◆ What you have to do: How many lines in the records below contain the word "forward"? State only that number.

Website and app data records:
*** Block opens ***

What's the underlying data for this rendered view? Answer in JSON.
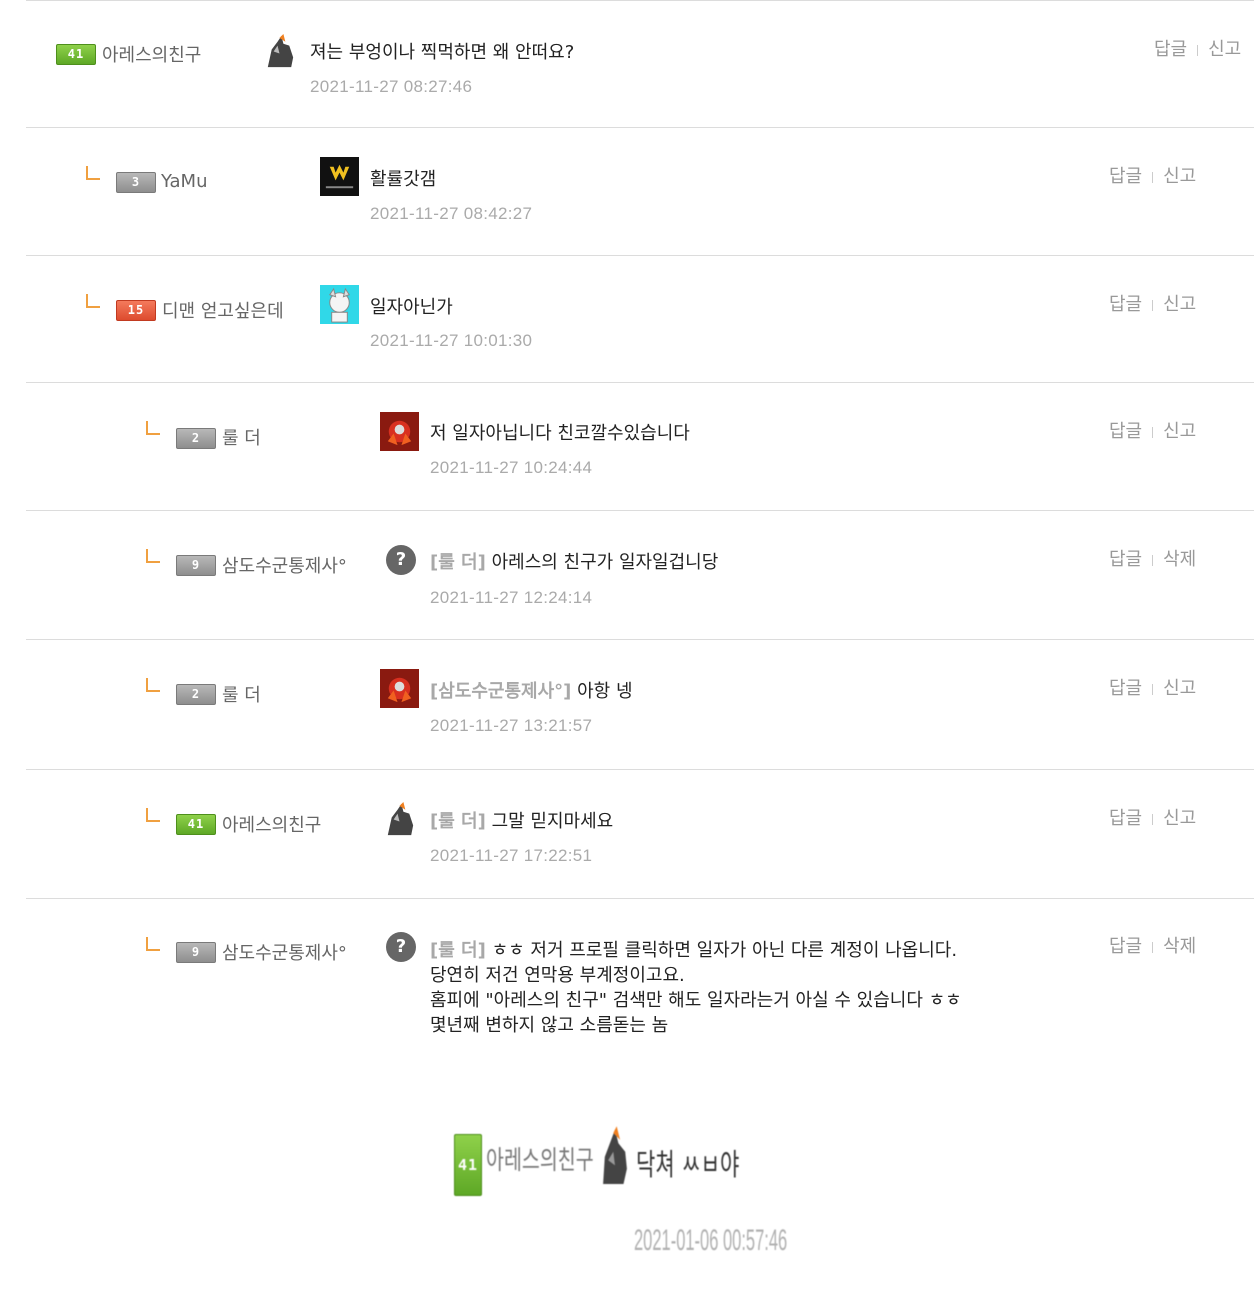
{
  "actions": {
    "reply": "답글",
    "report": "신고",
    "delete": "삭제"
  },
  "comments": [
    {
      "level": "41",
      "nick": "아레스의친구",
      "tag": "",
      "text": "져는 부엉이나 찍먹하면 왜 안떠요?",
      "date": "2021-11-27 08:27:46",
      "action2": "신고"
    },
    {
      "level": "3",
      "nick": "YaMu",
      "tag": "",
      "text": "활률갓갬",
      "date": "2021-11-27 08:42:27",
      "action2": "신고"
    },
    {
      "level": "15",
      "nick": "디맨 얻고싶은데",
      "tag": "",
      "text": "일자아닌가",
      "date": "2021-11-27 10:01:30",
      "action2": "신고"
    },
    {
      "level": "2",
      "nick": "룰 더",
      "tag": "",
      "text": "저 일자아닙니다 친코깔수있습니다",
      "date": "2021-11-27 10:24:44",
      "action2": "신고"
    },
    {
      "level": "9",
      "nick": "삼도수군통제사°",
      "tag": "[룰 더]",
      "text": "아레스의 친구가 일자일겁니당",
      "date": "2021-11-27 12:24:14",
      "action2": "삭제"
    },
    {
      "level": "2",
      "nick": "룰 더",
      "tag": "[삼도수군통제사°]",
      "text": "아항 넹",
      "date": "2021-11-27 13:21:57",
      "action2": "신고"
    },
    {
      "level": "41",
      "nick": "아레스의친구",
      "tag": "[룰 더]",
      "text": "그말 믿지마세요",
      "date": "2021-11-27 17:22:51",
      "action2": "신고"
    },
    {
      "level": "9",
      "nick": "삼도수군통제사°",
      "tag": "[룰 더]",
      "text_lines": [
        "ㅎㅎ 저거 프로필 클릭하면 일자가 아닌 다른 계정이 나옵니다.",
        "당연히 저건 연막용 부계정이고요.",
        "홈피에 \"아레스의 친구\" 검색만 해도 일자라는거 아실 수 있습니다 ㅎㅎ",
        "몇년째 변하지 않고 소름돋는 놈"
      ],
      "action2": "삭제"
    }
  ],
  "signature": {
    "level": "41",
    "nick": "아레스의친구",
    "text": "닥쳐 ㅆㅂ야",
    "date": "2021-01-06 00:57:46"
  },
  "colors": {
    "level_green": "#6db52f",
    "level_gray": "#9a9a9a",
    "level_red": "#e4583a",
    "reply_mark": "#f0a040",
    "date": "#aaaaaa"
  },
  "icons": {
    "reply_indicator": "reply-corner-icon",
    "default_avatar": "question-mark-avatar-icon"
  }
}
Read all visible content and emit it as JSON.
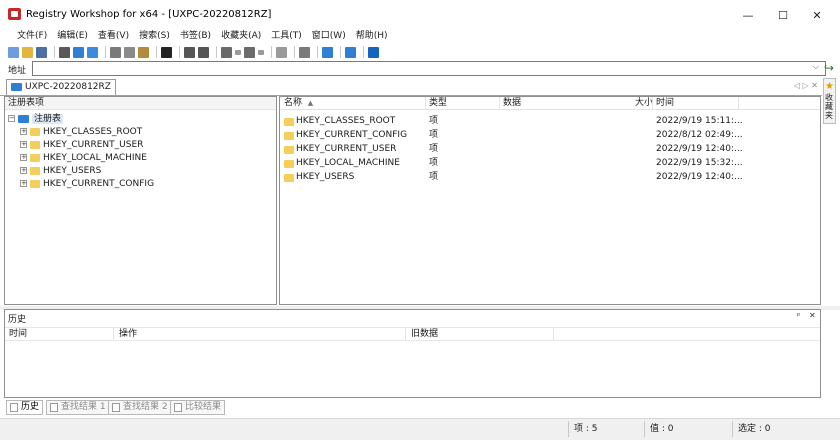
{
  "window": {
    "title": "Registry Workshop for x64 - [UXPC-20220812RZ]",
    "controls": {
      "minimize": "—",
      "maximize": "☐",
      "close": "✕"
    }
  },
  "menu": [
    "文件(F)",
    "编辑(E)",
    "查看(V)",
    "搜索(S)",
    "书签(B)",
    "收藏夹(A)",
    "工具(T)",
    "窗口(W)",
    "帮助(H)"
  ],
  "toolbar": {
    "icons": [
      "new-icon",
      "open-icon",
      "save-icon",
      "separator",
      "connect-icon",
      "computer-icon",
      "network-icon",
      "separator",
      "cut-icon",
      "copy-icon",
      "paste-icon",
      "separator",
      "delete-icon",
      "separator",
      "undo-icon",
      "redo-icon",
      "separator",
      "back-icon",
      "back-dropdown-icon",
      "forward-icon",
      "forward-dropdown-icon",
      "separator",
      "up-icon",
      "separator",
      "find-icon",
      "separator",
      "refresh-icon",
      "separator",
      "settings-icon",
      "separator",
      "help-icon"
    ],
    "colors": {
      "new-icon": "#6d9de0",
      "open-icon": "#e3b53e",
      "save-icon": "#4a6fa5",
      "connect-icon": "#5a5a5a",
      "computer-icon": "#2f7fd4",
      "network-icon": "#3d8bdc",
      "cut-icon": "#7a7a7a",
      "copy-icon": "#8a8a8a",
      "paste-icon": "#b38a3c",
      "delete-icon": "#222222",
      "undo-icon": "#555555",
      "redo-icon": "#555555",
      "back-icon": "#6a6a6a",
      "back-dropdown-icon": "#9a9a9a",
      "forward-icon": "#6a6a6a",
      "forward-dropdown-icon": "#9a9a9a",
      "up-icon": "#9a9a9a",
      "find-icon": "#7a7a7a",
      "refresh-icon": "#2f7fd4",
      "settings-icon": "#2f7fd4",
      "help-icon": "#1565c0"
    }
  },
  "address": {
    "label": "地址",
    "value": ""
  },
  "side_dock": {
    "favorites_label": "收藏夹"
  },
  "doc_tab": {
    "label": "UXPC-20220812RZ",
    "nav": "◁ ▷ ✕"
  },
  "tree": {
    "header": "注册表项",
    "root": "注册表",
    "hives": [
      "HKEY_CLASSES_ROOT",
      "HKEY_CURRENT_USER",
      "HKEY_LOCAL_MACHINE",
      "HKEY_USERS",
      "HKEY_CURRENT_CONFIG"
    ]
  },
  "values": {
    "columns": {
      "name": "名称",
      "sort_indicator": "▲",
      "type": "类型",
      "data": "数据",
      "size": "大小",
      "time": "时间"
    },
    "rows": [
      {
        "name": "HKEY_CLASSES_ROOT",
        "type": "项",
        "data": "",
        "size": "",
        "time": "2022/9/19 15:11:..."
      },
      {
        "name": "HKEY_CURRENT_CONFIG",
        "type": "项",
        "data": "",
        "size": "",
        "time": "2022/8/12 02:49:..."
      },
      {
        "name": "HKEY_CURRENT_USER",
        "type": "项",
        "data": "",
        "size": "",
        "time": "2022/9/19 12:40:..."
      },
      {
        "name": "HKEY_LOCAL_MACHINE",
        "type": "项",
        "data": "",
        "size": "",
        "time": "2022/9/19 15:32:..."
      },
      {
        "name": "HKEY_USERS",
        "type": "项",
        "data": "",
        "size": "",
        "time": "2022/9/19 12:40:..."
      }
    ]
  },
  "history": {
    "title": "历史",
    "pin": "ᵖ",
    "close": "✕",
    "columns": {
      "time": "时间",
      "operation": "操作",
      "old_data": "旧数据"
    }
  },
  "bottom_tabs": [
    "历史",
    "查找结果 1",
    "查找结果 2",
    "比较结果"
  ],
  "status": {
    "count": "项 : 5",
    "value_count": "值 : 0",
    "selected": "选定 : 0"
  }
}
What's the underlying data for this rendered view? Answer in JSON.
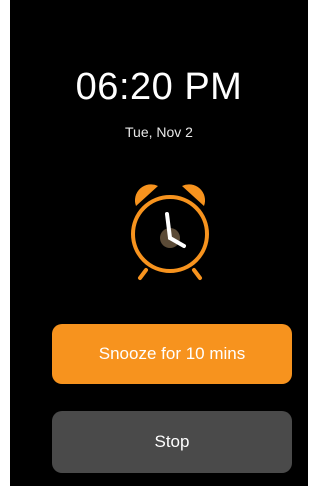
{
  "alarm": {
    "time": "06:20 PM",
    "date": "Tue, Nov 2",
    "icon": "alarm-clock-icon"
  },
  "actions": {
    "snooze_label": "Snooze for 10 mins",
    "stop_label": "Stop"
  },
  "colors": {
    "accent": "#f7931e",
    "background": "#000000",
    "stop_button": "#4a4a4a"
  }
}
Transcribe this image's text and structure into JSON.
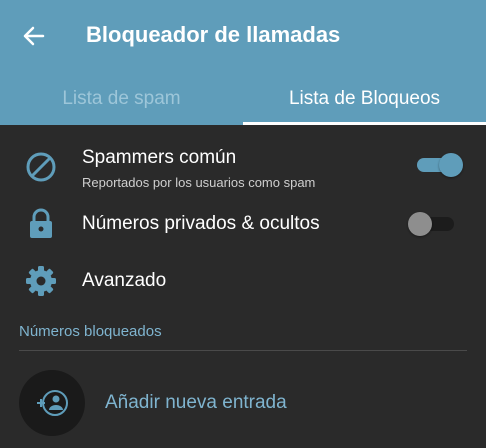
{
  "header": {
    "title": "Bloqueador de llamadas",
    "back_icon": "arrow-left-icon"
  },
  "tabs": [
    {
      "label": "Lista de spam",
      "active": false
    },
    {
      "label": "Lista de Bloqueos",
      "active": true
    }
  ],
  "settings": [
    {
      "icon": "block-icon",
      "title": "Spammers común",
      "subtitle": "Reportados por los usuarios como spam",
      "toggle": "on"
    },
    {
      "icon": "lock-icon",
      "title": "Números privados & ocultos",
      "toggle": "off"
    },
    {
      "icon": "gear-icon",
      "title": "Avanzado"
    }
  ],
  "blocked": {
    "section_label": "Números bloqueados",
    "add_label": "Añadir nueva entrada",
    "add_icon": "add-contact-icon"
  },
  "colors": {
    "accent": "#5f9dba",
    "background": "#2a2a2a",
    "link": "#7fb4cf"
  }
}
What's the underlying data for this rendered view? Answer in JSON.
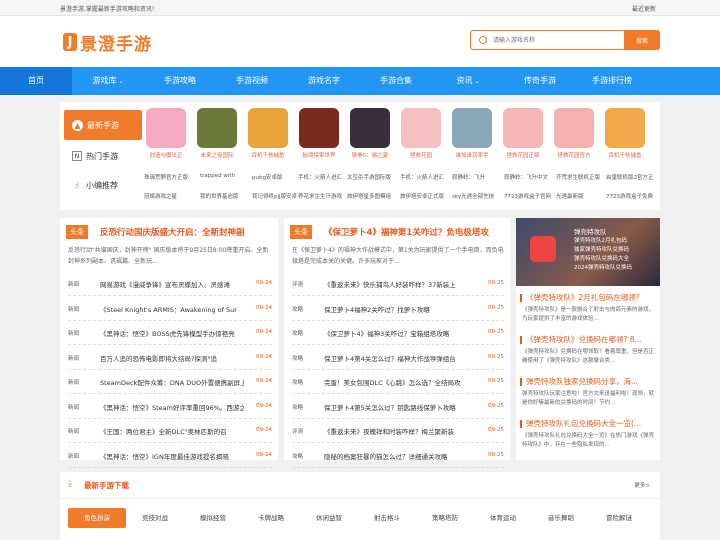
{
  "topbar": {
    "left": "景澄手游,掌握最新手游攻略和资讯!",
    "right": "最近更新"
  },
  "logo": {
    "mark": "J",
    "text": "景澄手游"
  },
  "search": {
    "placeholder": "请输入游戏名称",
    "button": "搜索"
  },
  "nav": [
    "首页",
    "游戏库",
    "手游攻略",
    "手游视频",
    "游戏名字",
    "手游合集",
    "资讯",
    "传奇手游",
    "手游排行榜"
  ],
  "side": [
    "最新手游",
    "热门手游",
    "小编推荐"
  ],
  "games": [
    {
      "name": "创造与魔法正",
      "color": "#f6a9c0"
    },
    {
      "name": "未来之役国际",
      "color": "#6b7a3a"
    },
    {
      "name": "百机千核捕鱼",
      "color": "#e8a43b"
    },
    {
      "name": "秘境探索世界",
      "color": "#7a2a1e"
    },
    {
      "name": "铁拳5：格之夏",
      "color": "#3b2e3a"
    },
    {
      "name": "拯救花园",
      "color": "#f7c0c0"
    },
    {
      "name": "谁加谁润率手",
      "color": "#8aa7b7"
    },
    {
      "name": "拯救花园正版",
      "color": "#f6b6b6"
    },
    {
      "name": "拯救花园官方",
      "color": "#f5b0b0"
    },
    {
      "name": "百机千核捕鱼",
      "color": "#f2a84a"
    }
  ],
  "row1": [
    "珠璃荒野官方正版",
    "trapped with",
    "pubg安卓版",
    "手机：火箭人进汇",
    "太空杀手游国际版",
    "手机：火箭人进汇",
    "寂静岭：飞升",
    "寂静岭：飞升中文",
    "齐荒求生联机正版",
    "启皇联机版2官方正"
  ],
  "row2": [
    "冠姬游戏之星",
    "我的世界基岩版",
    "我记得终pjj版安卓",
    "养花求生生汗游戏",
    "旅伊塔星多图模组",
    "旅伊塔安卓正式版",
    "sky光遇全部先技",
    "7723游戏盒子官网",
    "光遇最新版",
    "7723游戏盒子免费"
  ],
  "col1": {
    "badge": "头条",
    "title": "反恐行动国庆版盛大开启：全新封神副",
    "desc": "反恐行动\"共谱国庆，封神开榜\" 国庆版本将于9月25日8:00降重开启。全新封神系列副本、诱福篇、全新玩...",
    "items": [
      {
        "tag": "新闻",
        "title": "网易游戏《漫威争锋》宣布灵蝶加入、灵感滩",
        "date": "09-24"
      },
      {
        "tag": "新闻",
        "title": "《Steel Knight's ARMIS：Awakening of Sur",
        "date": "09-24"
      },
      {
        "tag": "新闻",
        "title": "《黑神话：悟空》BOSS虎先锋模型手办惊艳亮",
        "date": "09-24"
      },
      {
        "tag": "新闻",
        "title": "百万人追的恐怖电影即将大结局?探测\"追",
        "date": "09-24"
      },
      {
        "tag": "新闻",
        "title": "SteamDeck配件众筹：DNA DUO外置便携副屏上",
        "date": "09-24"
      },
      {
        "tag": "新闻",
        "title": "《黑神话：悟空》Steam好评率重回96%。西游之",
        "date": "09-24"
      },
      {
        "tag": "新闻",
        "title": "《王国：两位君主》全新DLC\"奥林匹斯的召",
        "date": "09-24"
      },
      {
        "tag": "新闻",
        "title": "《黑神话：悟空》IGN年度最佳游戏提名揭晓",
        "date": "09-24"
      }
    ]
  },
  "col2": {
    "badge": "头条",
    "title": "《保卫萝卜4》福神第1关咋过？负电极塔攻",
    "desc": "在《保卫萝卜4》的福神大作战模式中，第1关为玩家提供了一个手电筒，而负电极塔是完成本关的关键。许多玩家对于...",
    "items": [
      {
        "tag": "评测",
        "title": "《重返未来》快乐捕鸟人好装咋样？37新装上",
        "date": "09-25"
      },
      {
        "tag": "攻略",
        "title": "保卫萝卜4福神2关咋过？找萝卜攻略",
        "date": "09-25"
      },
      {
        "tag": "攻略",
        "title": "《保卫萝卜4》福神3关咋过？宝箱组塔攻略",
        "date": "09-25"
      },
      {
        "tag": "攻略",
        "title": "保卫萝卜4第4关怎么过？福神大作战导弹组台",
        "date": "09-25"
      },
      {
        "tag": "攻略",
        "title": "完蛋！美女包围DLC《心跳》怎么选？全结局攻",
        "date": "09-25"
      },
      {
        "tag": "攻略",
        "title": "保卫萝卜4第5关怎么过？钥匙路线保萝卜攻略",
        "date": "09-25"
      },
      {
        "tag": "评测",
        "title": "《重返未来》夜魄祥和时装咋样？梅兰聚新装",
        "date": "09-25"
      },
      {
        "tag": "攻略",
        "title": "隐秘的档案狂暴的猫怎么过？详细通关攻略",
        "date": "09-25"
      }
    ]
  },
  "right": {
    "banner_title": "弹壳特攻队",
    "banner_lines": [
      "弹壳特攻队2月礼包码",
      "独家弹壳特攻队兑换码",
      "弹壳特攻队兑换码大全",
      "2024弹壳特攻队兑换码"
    ],
    "items": [
      {
        "title": "《弹壳特攻队》2月礼包码在哪领?",
        "desc": "《弹壳特攻队》是一款融合了射击与肉鸽元素的游戏，为玩家提供了丰富的游戏体验..."
      },
      {
        "title": "《弹壳特攻队》兑换码在哪领? 8...",
        "desc": "《弹壳特攻队》兑换码在哪领取？看着尊重，但是否正确使用了《弹壳特攻队》这款聚合类..."
      },
      {
        "title": "弹壳特攻队独家兑换码分享，海...",
        "desc": "弹壳特攻队玩家注意啦！官方文来送福利啦！现领，就是你好嘛最新的兑换码的时间！节约..."
      },
      {
        "title": "弹壳特攻队礼包兑换码大全一览(...",
        "desc": "《弹壳特攻队礼包兑换码大全一览》在热门游戏《弹壳特攻队》中，存在一些隐私发现的..."
      }
    ]
  },
  "download": {
    "title": "最新手游下载",
    "more": "更多>",
    "tabs": [
      "角色扮演",
      "竞技对战",
      "模拟经营",
      "卡牌战略",
      "休闲益智",
      "射击格斗",
      "策略塔防",
      "体育运动",
      "音乐舞蹈",
      "冒险解谜"
    ]
  }
}
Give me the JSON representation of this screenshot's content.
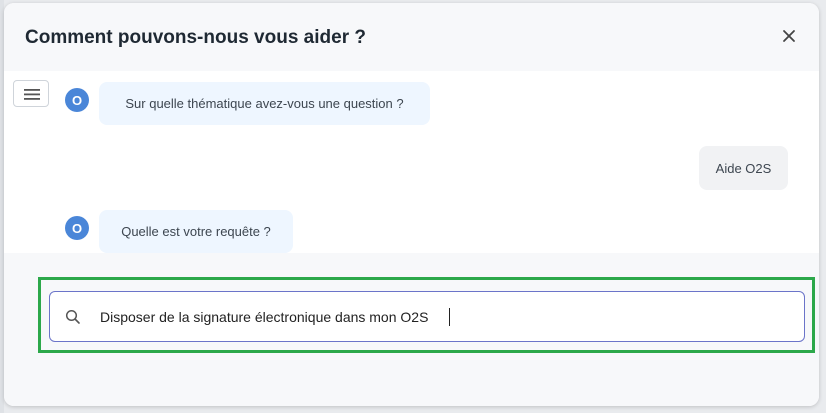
{
  "modal": {
    "title": "Comment pouvons-nous vous aider ?"
  },
  "icons": {
    "close": "close-icon",
    "menu": "hamburger-menu-icon",
    "search": "search-icon"
  },
  "chat": {
    "messages": [
      {
        "sender": "bot",
        "avatar_letter": "O",
        "text": "Sur quelle thématique avez-vous une question ?"
      },
      {
        "sender": "user",
        "text": "Aide O2S"
      },
      {
        "sender": "bot",
        "avatar_letter": "O",
        "text": "Quelle est votre requête ?"
      }
    ]
  },
  "search": {
    "value": "Disposer de la signature électronique dans mon O2S"
  },
  "colors": {
    "avatar": "#4a86d8",
    "bot_bubble": "#eef6ff",
    "user_bubble": "#f1f2f4",
    "highlight": "#2ca84a",
    "input_border": "#6b74c9"
  }
}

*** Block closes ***

◆ The answer: 4